Looking back from the plateau.
And looking up to where we were headed, we could see the tip top of Mount Conness above the snow patch.
When we reached the snow patch, the summit was in clear view. I was amazed to find pockets of flowers nestled in tiny cracks adjacent to the rocks.
We reached the base of the summit block where there were three concrete markers and a couple of rock enclosures. I understand that the summit is marked by three reference marks, one being on top of one of the two nearby concrete pillars, but this rock and concrete cairn was very interesting. It was so interesting that we just had to take our pictures next to it with the peak of Mount Conness behind us.
As soon as I reached this point, I knew that I wasn’t going to even try and walk up that last part of the peak but Steve wasn’t going to let this opportunity pass him by. I was perfectly content to check out the view from this point and take pictures of him as he climbed.
The Yosemite Decimal System is a system that rates the difficulty of walks, climbs and hikes. These descriptions of these ratings are as follows:
• Class 1: Walking with a low chance of injury.
• Class 2: Simple scrambling, with the possibility of occasional use of the hands. Little potential danger is encountered.
• Class 3: Scrambling with increased exposure. Handholds are necessary. A rope can be carried but is usually not required. Falls are not always fatal.
• Class 4: Simple climbing, with exposure. A rope is often used. Natural protection can be easily found. Falls may well be fatal.
• Class 5: Technical free climbing involving rope, belaying, and other protection hardware for safety. Un-roped falls can result in severe injury or death.
An optional protection rating indicates the spacing and quality of the protection available for a well-equipped and skilled leader. The letter codes chosen were, at the time, identical to the American system for rating the content of movies:
• G: Good, solid protection.
• PG: Pretty good, few sections of poor or non-existent placements.
• PG13: OK protection, falls may be long but will probably not cause serious injury.
• R: Runout, some protection placements may be very far apart (possibility of broken bones, even when properly protected).
• X: No protection, extremely dangerous (possibility of death even when properly protected).
Summitpost.org rates this hike from the direction that I took it as a Class 2, but in my opinion, that final climb has your rear end hanging way out with nothing to block your fall if you make a wrong step.
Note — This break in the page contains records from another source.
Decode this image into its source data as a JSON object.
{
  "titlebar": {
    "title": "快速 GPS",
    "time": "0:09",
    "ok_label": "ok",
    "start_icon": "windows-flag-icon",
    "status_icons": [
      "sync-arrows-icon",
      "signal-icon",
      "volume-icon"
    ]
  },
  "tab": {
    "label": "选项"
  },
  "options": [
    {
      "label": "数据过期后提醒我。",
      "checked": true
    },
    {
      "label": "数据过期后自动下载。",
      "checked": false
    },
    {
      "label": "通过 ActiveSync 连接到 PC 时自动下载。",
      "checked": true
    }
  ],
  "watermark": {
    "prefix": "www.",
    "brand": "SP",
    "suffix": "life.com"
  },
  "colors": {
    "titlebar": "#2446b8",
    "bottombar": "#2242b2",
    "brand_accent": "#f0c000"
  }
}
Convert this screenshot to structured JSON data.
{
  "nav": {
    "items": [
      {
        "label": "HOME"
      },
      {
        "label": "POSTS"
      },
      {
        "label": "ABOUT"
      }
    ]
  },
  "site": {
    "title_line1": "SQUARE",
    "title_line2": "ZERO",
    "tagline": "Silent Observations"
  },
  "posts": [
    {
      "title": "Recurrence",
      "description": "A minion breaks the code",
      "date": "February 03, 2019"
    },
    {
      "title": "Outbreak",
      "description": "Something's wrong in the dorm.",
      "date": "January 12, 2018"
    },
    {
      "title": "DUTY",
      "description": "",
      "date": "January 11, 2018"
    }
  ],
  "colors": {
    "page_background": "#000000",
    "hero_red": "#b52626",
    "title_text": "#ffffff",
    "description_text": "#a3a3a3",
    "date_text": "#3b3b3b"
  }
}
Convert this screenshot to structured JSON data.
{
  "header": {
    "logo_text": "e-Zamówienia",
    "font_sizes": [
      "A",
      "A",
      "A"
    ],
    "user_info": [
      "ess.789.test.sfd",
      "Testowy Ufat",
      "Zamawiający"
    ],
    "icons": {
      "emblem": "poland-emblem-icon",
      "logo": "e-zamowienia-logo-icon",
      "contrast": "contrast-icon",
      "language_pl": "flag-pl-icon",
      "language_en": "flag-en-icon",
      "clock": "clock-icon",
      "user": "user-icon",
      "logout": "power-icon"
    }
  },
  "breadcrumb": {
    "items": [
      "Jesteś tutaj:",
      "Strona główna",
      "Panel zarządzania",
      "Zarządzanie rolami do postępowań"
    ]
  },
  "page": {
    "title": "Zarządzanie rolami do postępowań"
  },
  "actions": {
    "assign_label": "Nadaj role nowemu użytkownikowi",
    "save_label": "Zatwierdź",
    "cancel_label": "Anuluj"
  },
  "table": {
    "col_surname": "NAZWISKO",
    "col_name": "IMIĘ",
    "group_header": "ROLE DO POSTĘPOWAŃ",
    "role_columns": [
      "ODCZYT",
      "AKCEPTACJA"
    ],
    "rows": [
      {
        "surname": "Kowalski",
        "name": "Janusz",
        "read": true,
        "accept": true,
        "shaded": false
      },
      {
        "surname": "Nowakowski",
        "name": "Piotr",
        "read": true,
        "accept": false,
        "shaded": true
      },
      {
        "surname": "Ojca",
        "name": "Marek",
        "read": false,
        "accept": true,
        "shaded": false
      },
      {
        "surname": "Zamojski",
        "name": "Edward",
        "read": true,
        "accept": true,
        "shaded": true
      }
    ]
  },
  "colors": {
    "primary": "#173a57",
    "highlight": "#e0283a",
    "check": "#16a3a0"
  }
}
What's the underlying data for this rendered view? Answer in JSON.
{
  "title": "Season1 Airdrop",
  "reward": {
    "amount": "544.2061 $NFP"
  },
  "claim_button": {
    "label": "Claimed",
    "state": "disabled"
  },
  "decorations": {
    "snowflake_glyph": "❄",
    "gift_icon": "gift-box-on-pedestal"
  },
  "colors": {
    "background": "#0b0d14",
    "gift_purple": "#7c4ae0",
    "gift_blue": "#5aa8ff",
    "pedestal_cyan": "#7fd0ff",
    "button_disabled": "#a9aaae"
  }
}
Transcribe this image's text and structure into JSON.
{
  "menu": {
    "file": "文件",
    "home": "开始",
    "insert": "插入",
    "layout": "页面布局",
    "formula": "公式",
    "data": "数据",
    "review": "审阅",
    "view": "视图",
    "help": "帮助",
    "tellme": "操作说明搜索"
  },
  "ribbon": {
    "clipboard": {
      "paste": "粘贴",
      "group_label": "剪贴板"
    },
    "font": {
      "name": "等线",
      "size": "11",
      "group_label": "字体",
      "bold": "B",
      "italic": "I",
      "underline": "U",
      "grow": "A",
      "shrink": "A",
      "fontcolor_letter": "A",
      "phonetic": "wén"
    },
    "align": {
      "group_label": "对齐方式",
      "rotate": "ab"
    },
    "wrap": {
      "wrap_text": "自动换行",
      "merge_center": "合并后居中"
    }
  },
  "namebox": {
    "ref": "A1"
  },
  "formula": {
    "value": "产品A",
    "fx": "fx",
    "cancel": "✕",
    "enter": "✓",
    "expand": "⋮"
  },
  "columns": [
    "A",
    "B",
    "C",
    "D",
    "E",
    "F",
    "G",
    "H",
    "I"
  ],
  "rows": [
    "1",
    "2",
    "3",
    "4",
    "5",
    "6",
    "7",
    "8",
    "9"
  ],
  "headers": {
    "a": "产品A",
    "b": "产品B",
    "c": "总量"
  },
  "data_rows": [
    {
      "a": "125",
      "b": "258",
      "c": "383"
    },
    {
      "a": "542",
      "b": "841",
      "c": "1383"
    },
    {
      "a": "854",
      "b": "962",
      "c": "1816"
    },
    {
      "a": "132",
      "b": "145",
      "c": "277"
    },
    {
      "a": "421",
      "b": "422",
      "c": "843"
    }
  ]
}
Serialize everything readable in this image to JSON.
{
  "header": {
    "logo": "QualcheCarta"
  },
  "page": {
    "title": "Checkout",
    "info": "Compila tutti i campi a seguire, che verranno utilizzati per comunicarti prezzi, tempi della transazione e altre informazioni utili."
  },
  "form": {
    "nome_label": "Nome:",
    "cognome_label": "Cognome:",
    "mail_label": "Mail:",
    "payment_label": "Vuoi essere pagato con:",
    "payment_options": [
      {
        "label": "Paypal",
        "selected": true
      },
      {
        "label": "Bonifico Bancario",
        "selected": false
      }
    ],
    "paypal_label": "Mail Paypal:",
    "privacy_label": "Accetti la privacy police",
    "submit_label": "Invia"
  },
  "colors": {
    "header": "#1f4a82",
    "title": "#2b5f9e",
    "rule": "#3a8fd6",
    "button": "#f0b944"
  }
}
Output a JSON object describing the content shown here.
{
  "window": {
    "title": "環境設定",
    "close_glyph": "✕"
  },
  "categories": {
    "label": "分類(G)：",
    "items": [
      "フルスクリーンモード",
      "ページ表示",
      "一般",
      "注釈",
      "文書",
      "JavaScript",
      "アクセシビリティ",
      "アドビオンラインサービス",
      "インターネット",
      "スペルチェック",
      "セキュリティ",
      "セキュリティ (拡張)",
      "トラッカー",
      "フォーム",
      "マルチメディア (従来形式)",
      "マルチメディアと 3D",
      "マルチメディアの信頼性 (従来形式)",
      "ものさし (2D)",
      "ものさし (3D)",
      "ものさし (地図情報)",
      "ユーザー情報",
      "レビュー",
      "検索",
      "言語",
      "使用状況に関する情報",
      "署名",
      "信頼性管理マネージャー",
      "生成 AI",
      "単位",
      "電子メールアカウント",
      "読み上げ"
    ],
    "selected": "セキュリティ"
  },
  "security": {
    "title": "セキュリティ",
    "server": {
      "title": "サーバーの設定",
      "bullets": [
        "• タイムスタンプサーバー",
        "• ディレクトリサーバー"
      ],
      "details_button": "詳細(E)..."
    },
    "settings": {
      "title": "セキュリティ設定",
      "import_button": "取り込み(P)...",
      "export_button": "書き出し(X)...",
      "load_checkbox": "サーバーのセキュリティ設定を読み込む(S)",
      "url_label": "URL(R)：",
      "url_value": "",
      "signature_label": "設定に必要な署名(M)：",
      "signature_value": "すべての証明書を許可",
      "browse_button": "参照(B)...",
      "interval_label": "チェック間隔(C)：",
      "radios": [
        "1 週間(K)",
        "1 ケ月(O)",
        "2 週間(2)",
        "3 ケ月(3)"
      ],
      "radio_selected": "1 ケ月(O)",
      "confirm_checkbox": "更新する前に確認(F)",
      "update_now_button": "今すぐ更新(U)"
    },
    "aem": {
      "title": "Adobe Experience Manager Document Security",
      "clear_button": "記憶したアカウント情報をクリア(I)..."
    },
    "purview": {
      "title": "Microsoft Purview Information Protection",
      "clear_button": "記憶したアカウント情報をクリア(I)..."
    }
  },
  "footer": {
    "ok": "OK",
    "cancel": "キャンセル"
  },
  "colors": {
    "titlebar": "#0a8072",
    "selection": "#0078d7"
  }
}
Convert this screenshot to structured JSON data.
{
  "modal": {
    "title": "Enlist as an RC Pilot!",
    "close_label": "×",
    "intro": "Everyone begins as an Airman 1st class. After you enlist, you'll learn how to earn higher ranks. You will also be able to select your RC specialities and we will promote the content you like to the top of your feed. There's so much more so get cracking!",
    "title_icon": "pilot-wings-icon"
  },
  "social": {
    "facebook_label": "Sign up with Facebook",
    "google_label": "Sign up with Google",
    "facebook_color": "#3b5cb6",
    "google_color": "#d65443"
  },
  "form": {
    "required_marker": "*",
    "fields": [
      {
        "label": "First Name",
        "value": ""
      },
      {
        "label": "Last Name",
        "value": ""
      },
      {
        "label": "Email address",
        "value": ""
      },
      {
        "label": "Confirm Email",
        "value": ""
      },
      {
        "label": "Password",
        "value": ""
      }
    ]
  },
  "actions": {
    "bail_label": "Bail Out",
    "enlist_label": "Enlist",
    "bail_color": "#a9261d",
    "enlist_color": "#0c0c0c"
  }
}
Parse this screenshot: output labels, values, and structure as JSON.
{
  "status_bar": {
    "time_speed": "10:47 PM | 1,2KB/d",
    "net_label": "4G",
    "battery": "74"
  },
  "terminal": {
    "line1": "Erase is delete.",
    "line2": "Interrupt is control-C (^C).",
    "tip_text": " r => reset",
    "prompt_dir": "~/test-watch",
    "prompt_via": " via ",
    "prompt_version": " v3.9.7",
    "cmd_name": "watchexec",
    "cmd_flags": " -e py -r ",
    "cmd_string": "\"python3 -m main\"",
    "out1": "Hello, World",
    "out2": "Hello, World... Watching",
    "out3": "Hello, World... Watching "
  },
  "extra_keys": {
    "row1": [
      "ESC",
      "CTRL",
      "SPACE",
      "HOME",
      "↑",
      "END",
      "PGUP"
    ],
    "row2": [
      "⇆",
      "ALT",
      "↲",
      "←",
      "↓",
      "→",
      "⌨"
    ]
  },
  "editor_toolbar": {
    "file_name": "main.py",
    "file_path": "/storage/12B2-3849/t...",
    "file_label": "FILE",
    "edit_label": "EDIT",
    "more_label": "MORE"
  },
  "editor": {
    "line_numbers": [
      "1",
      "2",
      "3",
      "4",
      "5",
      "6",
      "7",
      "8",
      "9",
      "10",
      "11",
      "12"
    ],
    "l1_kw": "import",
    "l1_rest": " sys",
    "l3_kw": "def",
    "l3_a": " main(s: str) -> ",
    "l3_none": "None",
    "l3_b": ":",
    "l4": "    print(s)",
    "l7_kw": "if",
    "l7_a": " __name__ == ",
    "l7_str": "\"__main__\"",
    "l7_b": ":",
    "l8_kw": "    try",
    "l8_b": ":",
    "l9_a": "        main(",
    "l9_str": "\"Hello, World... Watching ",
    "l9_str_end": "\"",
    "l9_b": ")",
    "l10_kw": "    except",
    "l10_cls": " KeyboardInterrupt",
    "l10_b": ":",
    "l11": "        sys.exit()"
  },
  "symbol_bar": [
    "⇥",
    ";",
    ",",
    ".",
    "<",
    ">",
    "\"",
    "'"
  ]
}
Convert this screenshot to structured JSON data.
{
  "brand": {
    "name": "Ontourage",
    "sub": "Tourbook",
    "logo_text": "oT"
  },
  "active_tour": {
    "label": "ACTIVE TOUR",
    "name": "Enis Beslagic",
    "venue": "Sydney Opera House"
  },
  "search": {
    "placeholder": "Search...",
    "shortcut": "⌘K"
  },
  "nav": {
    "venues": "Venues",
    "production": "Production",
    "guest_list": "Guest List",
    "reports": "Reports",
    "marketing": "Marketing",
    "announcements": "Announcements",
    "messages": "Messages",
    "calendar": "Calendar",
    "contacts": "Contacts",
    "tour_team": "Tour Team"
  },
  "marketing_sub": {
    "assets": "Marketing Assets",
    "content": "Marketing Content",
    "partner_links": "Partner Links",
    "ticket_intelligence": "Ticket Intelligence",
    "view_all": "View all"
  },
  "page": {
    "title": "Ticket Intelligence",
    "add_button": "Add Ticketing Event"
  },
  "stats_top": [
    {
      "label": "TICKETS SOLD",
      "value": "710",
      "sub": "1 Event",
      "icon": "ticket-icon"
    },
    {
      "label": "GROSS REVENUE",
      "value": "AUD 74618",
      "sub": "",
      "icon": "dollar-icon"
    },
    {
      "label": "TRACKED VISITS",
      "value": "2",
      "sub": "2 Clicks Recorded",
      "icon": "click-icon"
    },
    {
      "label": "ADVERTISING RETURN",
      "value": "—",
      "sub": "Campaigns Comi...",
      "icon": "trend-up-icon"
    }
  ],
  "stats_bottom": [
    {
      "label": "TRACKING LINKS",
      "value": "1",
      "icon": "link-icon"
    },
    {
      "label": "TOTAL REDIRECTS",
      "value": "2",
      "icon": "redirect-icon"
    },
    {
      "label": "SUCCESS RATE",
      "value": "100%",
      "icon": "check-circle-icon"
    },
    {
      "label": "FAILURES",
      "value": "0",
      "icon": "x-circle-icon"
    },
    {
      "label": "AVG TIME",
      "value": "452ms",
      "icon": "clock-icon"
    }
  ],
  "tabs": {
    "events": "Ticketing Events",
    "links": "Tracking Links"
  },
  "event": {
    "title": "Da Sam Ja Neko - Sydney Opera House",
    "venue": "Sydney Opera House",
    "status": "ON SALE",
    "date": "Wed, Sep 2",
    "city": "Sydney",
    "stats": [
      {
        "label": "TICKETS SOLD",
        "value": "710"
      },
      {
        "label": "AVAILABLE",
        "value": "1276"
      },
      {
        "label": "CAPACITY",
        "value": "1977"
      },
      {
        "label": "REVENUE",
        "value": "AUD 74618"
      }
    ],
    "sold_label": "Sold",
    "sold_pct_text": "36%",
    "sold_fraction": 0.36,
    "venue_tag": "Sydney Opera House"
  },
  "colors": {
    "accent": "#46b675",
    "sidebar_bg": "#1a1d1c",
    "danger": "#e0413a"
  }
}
That is why I decided that final climb was not for me.
But lookie at the views I had from my location! I could see so many of my favorite lakes that I like to hike to. Conness Lakes, including the highest one that I had not been too yet, were an emerald green. Greenstone and Saddlebag Lakes, Green Treble and Maul Lakes, Spuller and Fantail Lakes plus Cascade and Steelhead Lakes were easy to pick out of the landscape.
Steve started his walk up to the top and I took some pictures of his journey and arrival at the tip top.
Looking toward the west with Mount Conness and the moon.
Panoramas from the base of the summit block.
One more set of pictures and we started headed down the hill, back to our campsite where we had an early lunch, packed up and headed back the same way that we had come in.
Once we hit the flat area where we can see Mt. Lyle, we also could see some active smoke from one of the fires.
We made a little bit of a wrong turn on the way back and ended up going around the wrong side of Lembert Dome. I was pretty darn tired and couldn’t wait to get back to the car, but we did get some bonus miles by going this route and we made it back to camp in time for Happy Hour! It was all very good!
Biographical Directory of the United States Congress, 1774-2005
Day Hikes in the Tioga Pass Region, John Carroll O’Neill & Elizabeth Stone O’Neill, 2002
Prior Blogs on the Area: